Revenue Committee chairman, Sen. Galen Hadley of Kearney, says that while indexing the state income tax to inflation might seem minor, its impact could be major over the years.

“I think it is one of those tax cuts that starts small and eventually becomes a very significant amount,” Hadley tells Nebraska Radio Network.

Hadley notes the move is estimated to save Nebraska taxpayers as much as $100 million over the next 10 years. Hadley says that while many have complained that the legislature didn’t rally around a big tax cut package, they will be surprised by that impact of the cuts that did pass.

Other tax measures signed into law:

LB 96 exempts replacement parts for farm machinery from the state sales tax.

LB 905 increases the $115 million Property Tax Credit Program by $25 million a year.

LB 986 expands the homestead exemption program.

LB 1087 gives the homestead exemption to honorably discharged veterans.

AUDIO:  Brent Martin reports [:50]

Gov. Heineman spikes $65M in spending, urges property tax relief (AUDIO)

Gov. Dave Heineman takes questions during news conference on budget vetoes

Gov. Dave Heineman takes questions during news conference on budget vetoes

Gov. Dave Heineman vetoes $65 million from the $8 billion mid-term state budget, saying the savings should go toward property tax relief.

Of the $65 million vetoed by the governor, $26 million is General Fund spending.

Heineman said his action gives legislators $25 million to add to the property tax credit fund.
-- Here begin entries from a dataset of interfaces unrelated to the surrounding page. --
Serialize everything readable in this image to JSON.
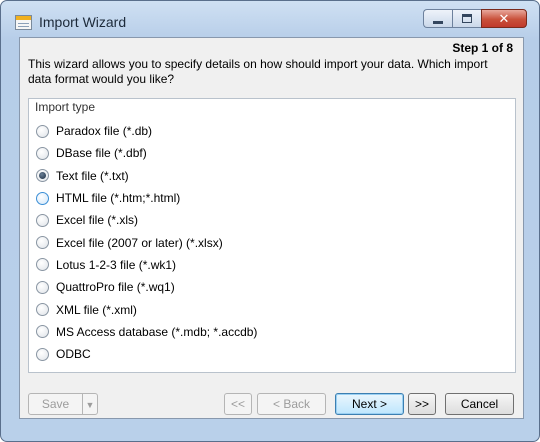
{
  "window": {
    "title": "Import Wizard",
    "close_glyph": "✕"
  },
  "wizard": {
    "step": "Step 1 of 8",
    "intro": "This wizard allows you to specify details on how should import your data. Which import data format would you like?"
  },
  "import_type": {
    "label": "Import type",
    "selected_index": 2,
    "options": [
      "Paradox file (*.db)",
      "DBase file (*.dbf)",
      "Text file (*.txt)",
      "HTML file (*.htm;*.html)",
      "Excel file (*.xls)",
      "Excel file (2007 or later) (*.xlsx)",
      "Lotus 1-2-3 file (*.wk1)",
      "QuattroPro file (*.wq1)",
      "XML file (*.xml)",
      "MS Access database (*.mdb; *.accdb)",
      "ODBC"
    ]
  },
  "buttons": {
    "save": "Save",
    "save_caret": "▼",
    "first": "<<",
    "back": "< Back",
    "next": "Next >",
    "last": ">>",
    "cancel": "Cancel"
  }
}
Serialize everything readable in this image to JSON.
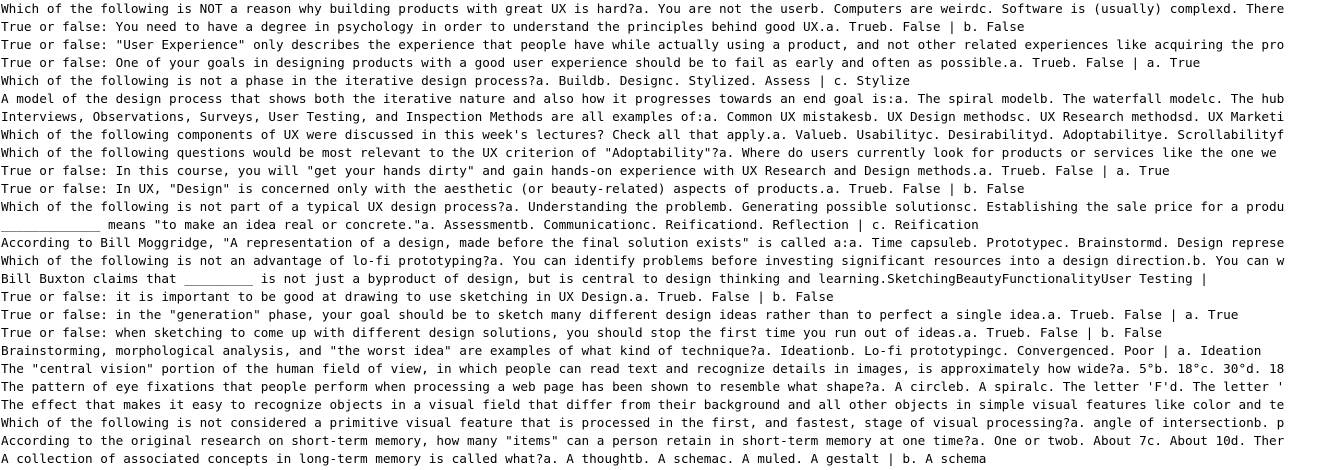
{
  "document": {
    "lines": [
      "Which of the following is NOT a reason why building products with great UX is hard?a. You are not the userb. Computers are weirdc. Software is (usually) complexd. There",
      "True or false: You need to have a degree in psychology in order to understand the principles behind good UX.a. Trueb. False | b. False",
      "True or false: \"User Experience\" only describes the experience that people have while actually using a product, and not other related experiences like acquiring the pro",
      "True or false: One of your goals in designing products with a good user experience should be to fail as early and often as possible.a. Trueb. False | a. True",
      "Which of the following is not a phase in the iterative design process?a. Buildb. Designc. Stylized. Assess | c. Stylize",
      "A model of the design process that shows both the iterative nature and also how it progresses towards an end goal is:a. The spiral modelb. The waterfall modelc. The hub",
      "Interviews, Observations, Surveys, User Testing, and Inspection Methods are all examples of:a. Common UX mistakesb. UX Design methodsc. UX Research methodsd. UX Marketi",
      "Which of the following components of UX were discussed in this week's lectures? Check all that apply.a. Valueb. Usabilityc. Desirabilityd. Adoptabilitye. Scrollabilityf",
      "Which of the following questions would be most relevant to the UX criterion of \"Adoptability\"?a. Where do users currently look for products or services like the one we",
      "True or false: In this course, you will \"get your hands dirty\" and gain hands-on experience with UX Research and Design methods.a. Trueb. False | a. True",
      "True or false: In UX, \"Design\" is concerned only with the aesthetic (or beauty-related) aspects of products.a. Trueb. False | b. False",
      "Which of the following is not part of a typical UX design process?a. Understanding the problemb. Generating possible solutionsc. Establishing the sale price for a produ",
      "_____________ means \"to make an idea real or concrete.\"a. Assessmentb. Communicationc. Reificationd. Reflection | c. Reification",
      "According to Bill Moggridge, \"A representation of a design, made before the final solution exists\" is called a:a. Time capsuleb. Prototypec. Brainstormd. Design represe",
      "Which of the following is not an advantage of lo-fi prototyping?a. You can identify problems before investing significant resources into a design direction.b. You can w",
      "Bill Buxton claims that _________ is not just a byproduct of design, but is central to design thinking and learning.SketchingBeautyFunctionalityUser Testing |",
      "True or false: it is important to be good at drawing to use sketching in UX Design.a. Trueb. False | b. False",
      "True or false: in the \"generation\" phase, your goal should be to sketch many different design ideas rather than to perfect a single idea.a. Trueb. False | a. True",
      "True or false: when sketching to come up with different design solutions, you should stop the first time you run out of ideas.a. Trueb. False | b. False",
      "Brainstorming, morphological analysis, and \"the worst idea\" are examples of what kind of technique?a. Ideationb. Lo-fi prototypingc. Convergenced. Poor | a. Ideation",
      "The \"central vision\" portion of the human field of view, in which people can read text and recognize details in images, is approximately how wide?a. 5°b. 18°c. 30°d. 18",
      "The pattern of eye fixations that people perform when processing a web page has been shown to resemble what shape?a. A circleb. A spiralc. The letter 'F'd. The letter '",
      "The effect that makes it easy to recognize objects in a visual field that differ from their background and all other objects in simple visual features like color and te",
      "Which of the following is not considered a primitive visual feature that is processed in the first, and fastest, stage of visual processing?a. angle of intersectionb. p",
      "According to the original research on short-term memory, how many \"items\" can a person retain in short-term memory at one time?a. One or twob. About 7c. About 10d. Ther",
      "A collection of associated concepts in long-term memory is called what?a. A thoughtb. A schemac. A muled. A gestalt | b. A schema"
    ]
  }
}
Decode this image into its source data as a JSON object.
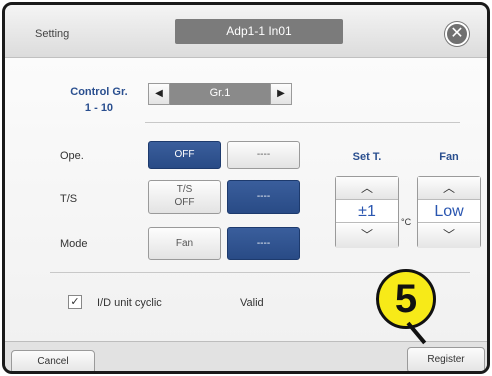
{
  "header": {
    "setting_label": "Setting",
    "unit_title": "Adp1-1 In01",
    "close_symbol": "✕"
  },
  "control_group": {
    "label_line1": "Control Gr.",
    "label_line2": "1 - 10",
    "prev_symbol": "◀",
    "next_symbol": "▶",
    "value": "Gr.1"
  },
  "ope": {
    "label": "Ope.",
    "off_label": "OFF",
    "dash_label": "----",
    "selected": "OFF"
  },
  "ts": {
    "label": "T/S",
    "option_line1": "T/S",
    "option_line2": "OFF",
    "dash_label": "----",
    "selected": "----"
  },
  "mode": {
    "label": "Mode",
    "fan_label": "Fan",
    "dash_label": "----",
    "selected": "----"
  },
  "set_temp": {
    "label": "Set T.",
    "up_symbol": "︿",
    "down_symbol": "﹀",
    "value": "±1",
    "unit": "°C"
  },
  "fan": {
    "label": "Fan",
    "up_symbol": "︿",
    "down_symbol": "﹀",
    "value": "Low"
  },
  "cyclic": {
    "checkbox_mark": "✓",
    "checked": true,
    "label": "I/D unit cyclic",
    "status": "Valid"
  },
  "footer": {
    "cancel_label": "Cancel",
    "register_label": "Register"
  },
  "annotation": {
    "step_number": "5"
  },
  "colors": {
    "selected_blue": "#2c4f8a",
    "badge_yellow": "#f7ea18",
    "value_blue": "#2a56b0"
  }
}
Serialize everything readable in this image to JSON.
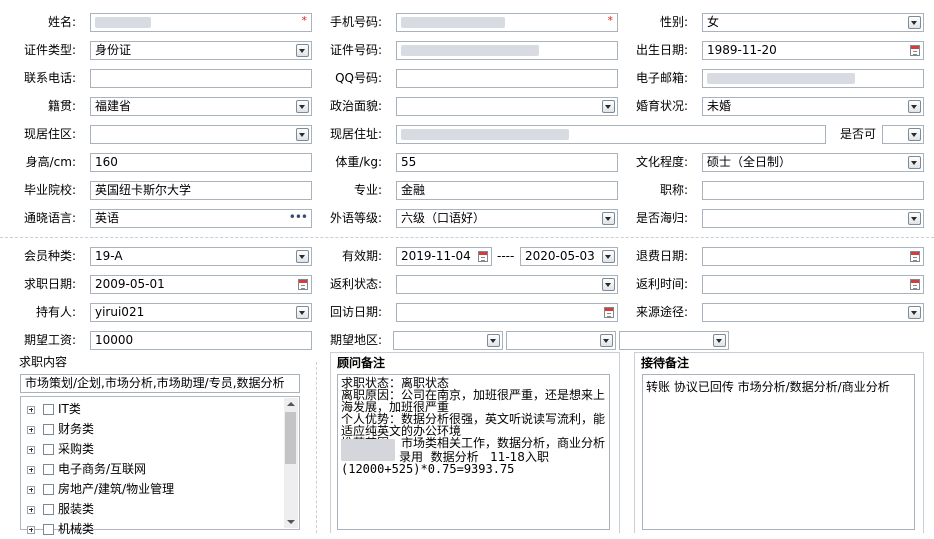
{
  "form": {
    "name_label": "姓名:",
    "phone_label": "手机号码:",
    "gender_label": "性别:",
    "gender_value": "女",
    "id_type_label": "证件类型:",
    "id_type_value": "身份证",
    "id_no_label": "证件号码:",
    "birth_label": "出生日期:",
    "birth_value": "1989-11-20",
    "contact_label": "联系电话:",
    "qq_label": "QQ号码:",
    "email_label": "电子邮箱:",
    "native_label": "籍贯:",
    "native_value": "福建省",
    "political_label": "政治面貌:",
    "marital_label": "婚育状况:",
    "marital_value": "未婚",
    "region_label": "现居住区:",
    "address_label": "现居住址:",
    "ok_label": "是否可",
    "height_label": "身高/cm:",
    "height_value": "160",
    "weight_label": "体重/kg:",
    "weight_value": "55",
    "edu_label": "文化程度:",
    "edu_value": "硕士（全日制）",
    "school_label": "毕业院校:",
    "school_value": "英国纽卡斯尔大学",
    "major_label": "专业:",
    "major_value": "金融",
    "title_label": "职称:",
    "lang_label": "通晓语言:",
    "lang_value": "英语",
    "foreign_label": "外语等级:",
    "foreign_value": "六级（口语好）",
    "returnee_label": "是否海归:",
    "member_label": "会员种类:",
    "member_value": "19-A",
    "valid_label": "有效期:",
    "valid_from": "2019-11-04",
    "valid_dash": "----",
    "valid_to": "2020-05-03",
    "refund_label": "退费日期:",
    "jobdate_label": "求职日期:",
    "jobdate_value": "2009-05-01",
    "rebate_status_label": "返利状态:",
    "rebate_time_label": "返利时间:",
    "holder_label": "持有人:",
    "holder_value": "yirui021",
    "visit_label": "回访日期:",
    "source_label": "来源途径:",
    "salary_label": "期望工资:",
    "salary_value": "10000",
    "area_label": "期望地区:"
  },
  "job": {
    "section_title": "求职内容",
    "summary": "市场策划/企划,市场分析,市场助理/专员,数据分析",
    "tree": [
      "IT类",
      "财务类",
      "采购类",
      "电子商务/互联网",
      "房地产/建筑/物业管理",
      "服装类",
      "机械类"
    ]
  },
  "consultant": {
    "title": "顾问备注",
    "lines": [
      "求职状态：离职状态",
      "离职原因：公司在南京，加班很严重，还是想来上",
      "海发展，加班很严重",
      "个人优势：数据分析很强，英文听说读写流利，能",
      "适应纯英文的办公环境",
      "推荐范围：市场类相关工作，数据分析，商业分析",
      "录用  数据分析   11-18入职",
      "(12000+525)*0.75=9393.75"
    ]
  },
  "reception": {
    "title": "接待备注",
    "text": "转账 协议已回传 市场分析/数据分析/商业分析"
  }
}
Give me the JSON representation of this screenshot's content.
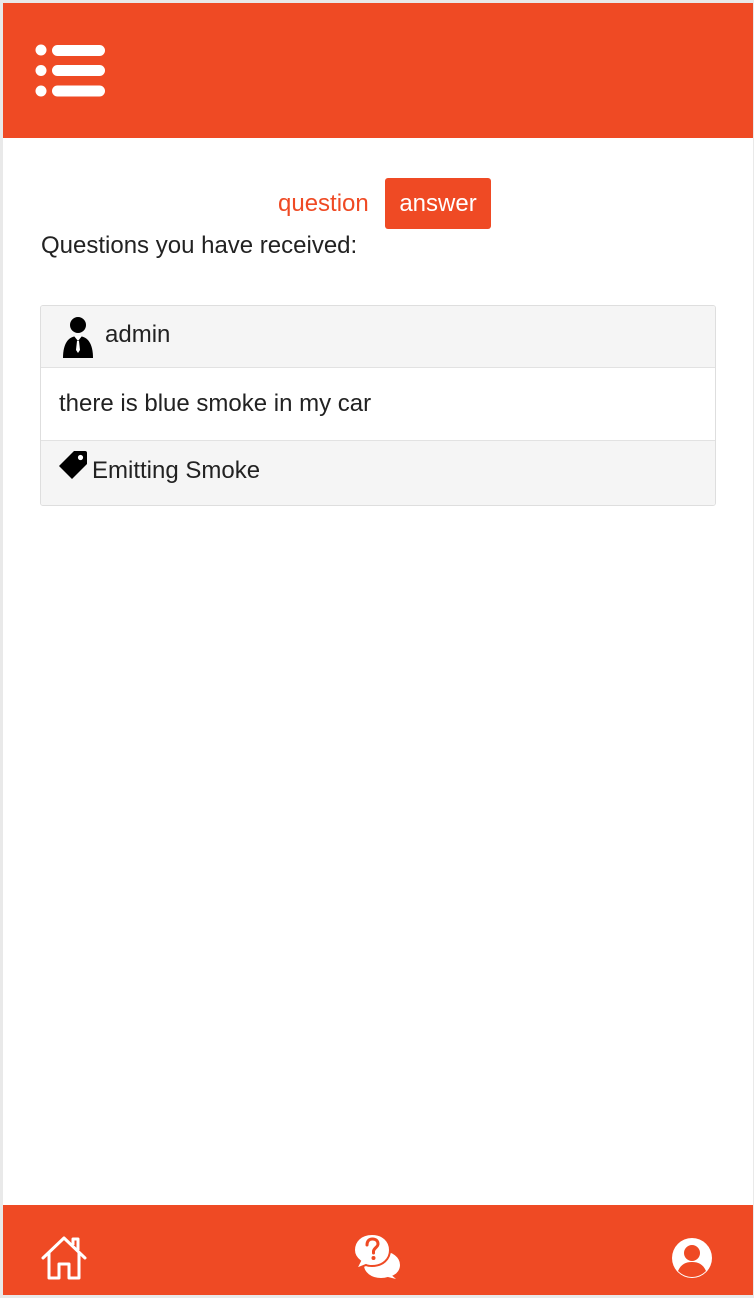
{
  "theme": {
    "accent": "#ef4a24",
    "background": "#ffffff",
    "card_header_bg": "#f5f5f5"
  },
  "header": {
    "menu_icon": "list-menu-icon"
  },
  "tabs": {
    "question_label": "question",
    "answer_label": "answer",
    "active": "answer"
  },
  "main": {
    "heading": "Questions you have received:",
    "cards": [
      {
        "user_icon": "user-icon",
        "username": "admin",
        "question": "there is blue smoke in my car",
        "tag_icon": "tag-icon",
        "tag": "Emitting Smoke"
      }
    ]
  },
  "bottom_nav": {
    "items": [
      {
        "icon": "home-icon"
      },
      {
        "icon": "question-chat-icon"
      },
      {
        "icon": "user-circle-icon"
      }
    ]
  }
}
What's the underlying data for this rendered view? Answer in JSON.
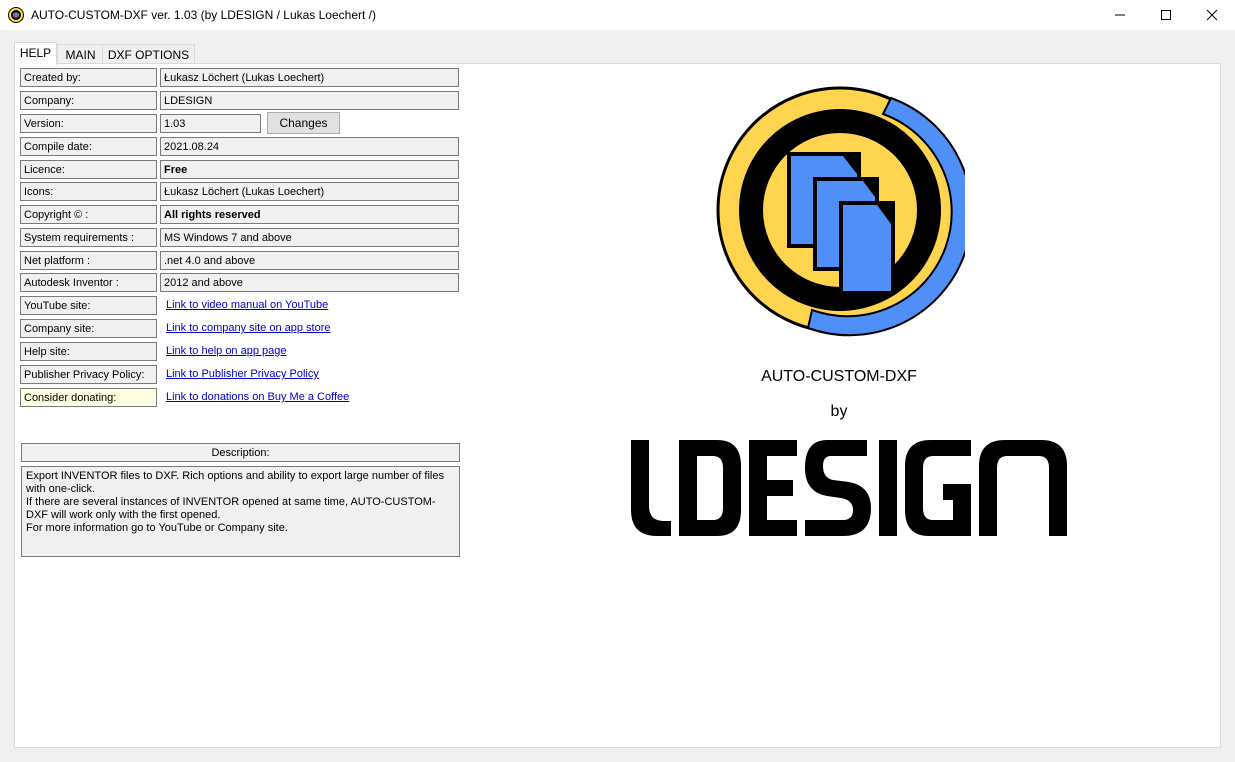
{
  "window": {
    "title": "AUTO-CUSTOM-DXF ver. 1.03 (by LDESIGN / Lukas Loechert /)"
  },
  "tabs": [
    {
      "label": "HELP"
    },
    {
      "label": "MAIN"
    },
    {
      "label": "DXF OPTIONS"
    }
  ],
  "info": {
    "created_by": {
      "label": "Created by:",
      "value": "Łukasz Löchert (Lukas Loechert)"
    },
    "company": {
      "label": "Company:",
      "value": "LDESIGN"
    },
    "version": {
      "label": "Version:",
      "value": "1.03",
      "button": "Changes"
    },
    "compile_date": {
      "label": "Compile date:",
      "value": "2021.08.24"
    },
    "licence": {
      "label": "Licence:",
      "value": "Free"
    },
    "icons": {
      "label": "Icons:",
      "value": "Łukasz Löchert (Lukas Loechert)"
    },
    "copyright": {
      "label": "Copyright © :",
      "value": "All rights reserved"
    },
    "system_req": {
      "label": "System requirements :",
      "value": "MS Windows 7 and above"
    },
    "net_platform": {
      "label": "Net platform :",
      "value": ".net 4.0 and above"
    },
    "inventor": {
      "label": "Autodesk Inventor :",
      "value": "2012 and above"
    }
  },
  "links": {
    "youtube": {
      "label": "YouTube site:",
      "text": "Link to video manual on YouTube"
    },
    "company_site": {
      "label": "Company site:",
      "text": "Link to company site on app store"
    },
    "help_site": {
      "label": "Help site:",
      "text": "Link to help on app page"
    },
    "privacy": {
      "label": "Publisher Privacy Policy:",
      "text": "Link to Publisher Privacy Policy"
    },
    "donate": {
      "label": "Consider donating:",
      "text": "Link to donations on Buy Me a Coffee"
    }
  },
  "description": {
    "header": "Description:",
    "lines": [
      "Export INVENTOR files to DXF. Rich options and ability to export large number of files with one-click.",
      "If there are several instances of INVENTOR opened at same time, AUTO-CUSTOM-DXF will work only with the first opened.",
      "For more information go to YouTube or Company site."
    ]
  },
  "branding": {
    "app_name": "AUTO-CUSTOM-DXF",
    "by": "by",
    "company_logo": "LDESIGN",
    "logo_colors": {
      "yellow": "#ffd44f",
      "blue": "#4f8ff7",
      "black": "#000000"
    }
  },
  "icons": {
    "app": "app-logo-icon",
    "minimize": "minimize-icon",
    "maximize": "maximize-icon",
    "close": "close-icon"
  }
}
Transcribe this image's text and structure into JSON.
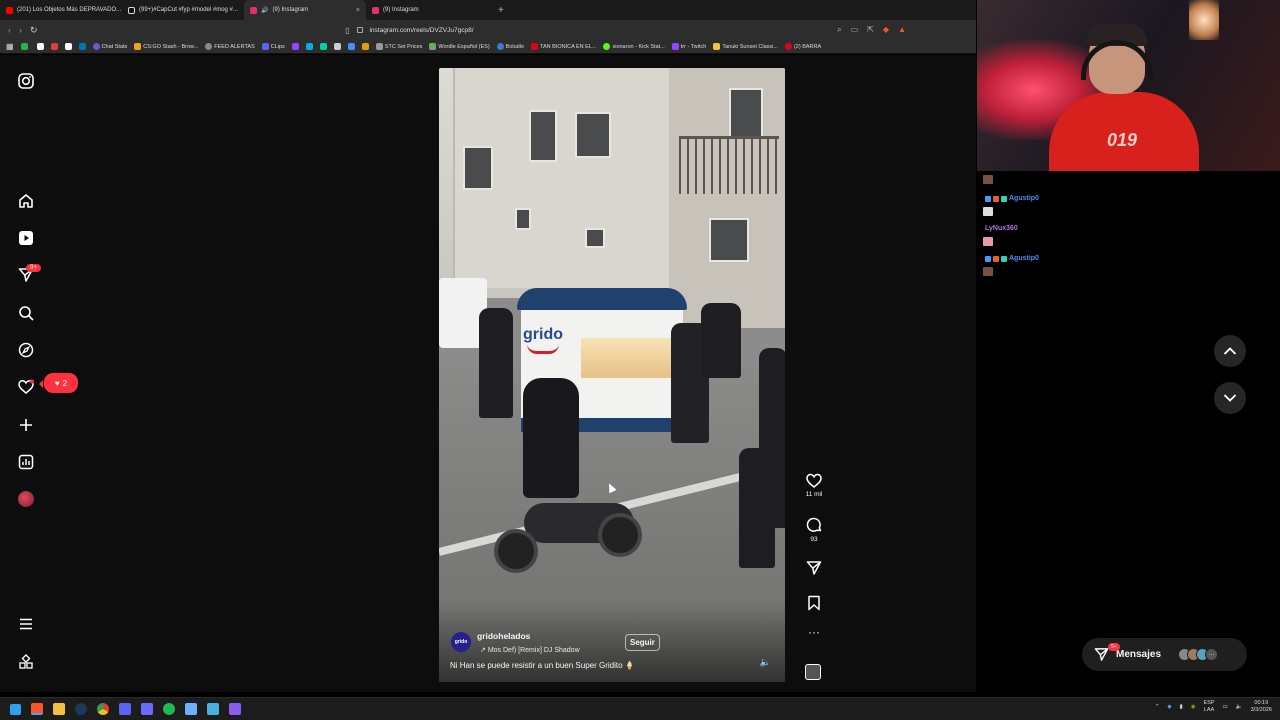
{
  "browser": {
    "tabs": [
      {
        "title": "(201) Los Objetos Más DEPRAVADO...",
        "favicon_color": "#ff0000"
      },
      {
        "title": "(99+)#CapCut #fyp #model #mog #...",
        "favicon_color": "#111111"
      },
      {
        "title": "(9) Instagram",
        "favicon_color": "#e1306c",
        "active": true
      },
      {
        "title": "(9) Instagram",
        "favicon_color": "#e1306c"
      }
    ],
    "close_glyph": "×",
    "new_tab_glyph": "+",
    "url": "instagram.com/reels/DVZVJu7gcp8/",
    "bookmarks": [
      {
        "label": "",
        "color": "#2bb34a"
      },
      {
        "label": "",
        "color": "#ffffff"
      },
      {
        "label": "",
        "color": "#e03e3e"
      },
      {
        "label": "",
        "color": "#ffffff"
      },
      {
        "label": "",
        "color": "#0077b5"
      },
      {
        "label": "Chat Stats",
        "color": "#6a5acd"
      },
      {
        "label": "CS:GO Stash - Brow...",
        "color": "#f0a020"
      },
      {
        "label": "FEED ALERTAS",
        "color": "#888888"
      },
      {
        "label": "CLips",
        "color": "#5865f2"
      },
      {
        "label": "",
        "color": "#9146ff"
      },
      {
        "label": "",
        "color": "#00b0e0"
      },
      {
        "label": "",
        "color": "#00d1a0"
      },
      {
        "label": "",
        "color": "#cccccc"
      },
      {
        "label": "",
        "color": "#4a8cff"
      },
      {
        "label": "",
        "color": "#e0a000"
      },
      {
        "label": "STC Set Prices",
        "color": "#999999"
      },
      {
        "label": "Wordle Español (ES)",
        "color": "#6aaa64"
      },
      {
        "label": "Boludle",
        "color": "#3a7bd5"
      },
      {
        "label": "TAN BIONICA EN EL...",
        "color": "#e0001b"
      },
      {
        "label": "sionaron - Kick Stat...",
        "color": "#53fc18"
      },
      {
        "label": "trr - Twitch",
        "color": "#9146ff"
      },
      {
        "label": "Tanuki Sunset Classi...",
        "color": "#f0c040"
      },
      {
        "label": "(2) BARRA",
        "color": "#e0001b"
      }
    ]
  },
  "instagram": {
    "nav_badge": "9+",
    "notification_count": "2",
    "reel": {
      "brand_on_cart": "grido",
      "account_avatar_text": "grido",
      "username": "gridohelados",
      "music": "Mos Def) [Remix]  DJ Shadow",
      "follow_label": "Seguir",
      "caption": "Ni Han se puede resistir a un buen Super Gridito 🍦",
      "likes": "11 mil",
      "comments": "93"
    },
    "messages": {
      "label": "Mensajes",
      "badge": "9+"
    }
  },
  "stream_overlay": {
    "chat": [
      {
        "user": "Agustip0",
        "color": "#4d8df0"
      },
      {
        "user": "LyNux360",
        "color": "#b76ee8"
      },
      {
        "user": "Agustip0",
        "color": "#4d8df0"
      }
    ],
    "cam_logo": "019"
  },
  "taskbar": {
    "lang_top": "ESP",
    "lang_bottom": "LAA",
    "time": "00:19",
    "date": "3/3/2026"
  }
}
“And practically every single one of them ran for legislature saying I’ll do something about property tax relief and they’re going to have an opportunity in the next ten days,” Heineman told reporters during a rare late Saturday afternoon news conference.

The legislature’s Budget Committee added $25 million to the $115 million Property Tax Credit Fund. During legislative floor debate on changes to the $8 billion state budget, an amendment to add another $20 million received 20 votes, five short of the total needed to pass.

Heineman suggested legislators try to increase the property tax relief fund again.

“At that time I think some we’re trying to argue well, there isn’t sufficient funding,” Heineman stated. “Well, I’ve given them the sufficient funding to do it. It ought to be a 49-0 vote.”

The Tax Modernization Committee which met over the interim and held a number of public hearings reported that property taxes topped the list of concerns expressed by Nebraska citizens.

Before any consideration is given to adding money for property tax relief, the legislature will consider whether to override the governor’s vetoes.

Among the vetoes were $11.7 million to upgrade the Capitol heating, ventilation, and air condition system; $10 million for the Behavioral Health Air program; $7.4 million for a Juvenile Services Project Contingency Program; $5.4 million for increased provider rates in Developmental Disability Aid program; and $2.5 million to build the four courtyard fountains at the state Capitol that were planned, but not financed when the Capitol was built during the Great Depression.

AUDIO:  Brent Martin reports [:50]

AUDIO:  Gov. Dave Heineman announces vetoes to the $8 billion state budget. [7 min.]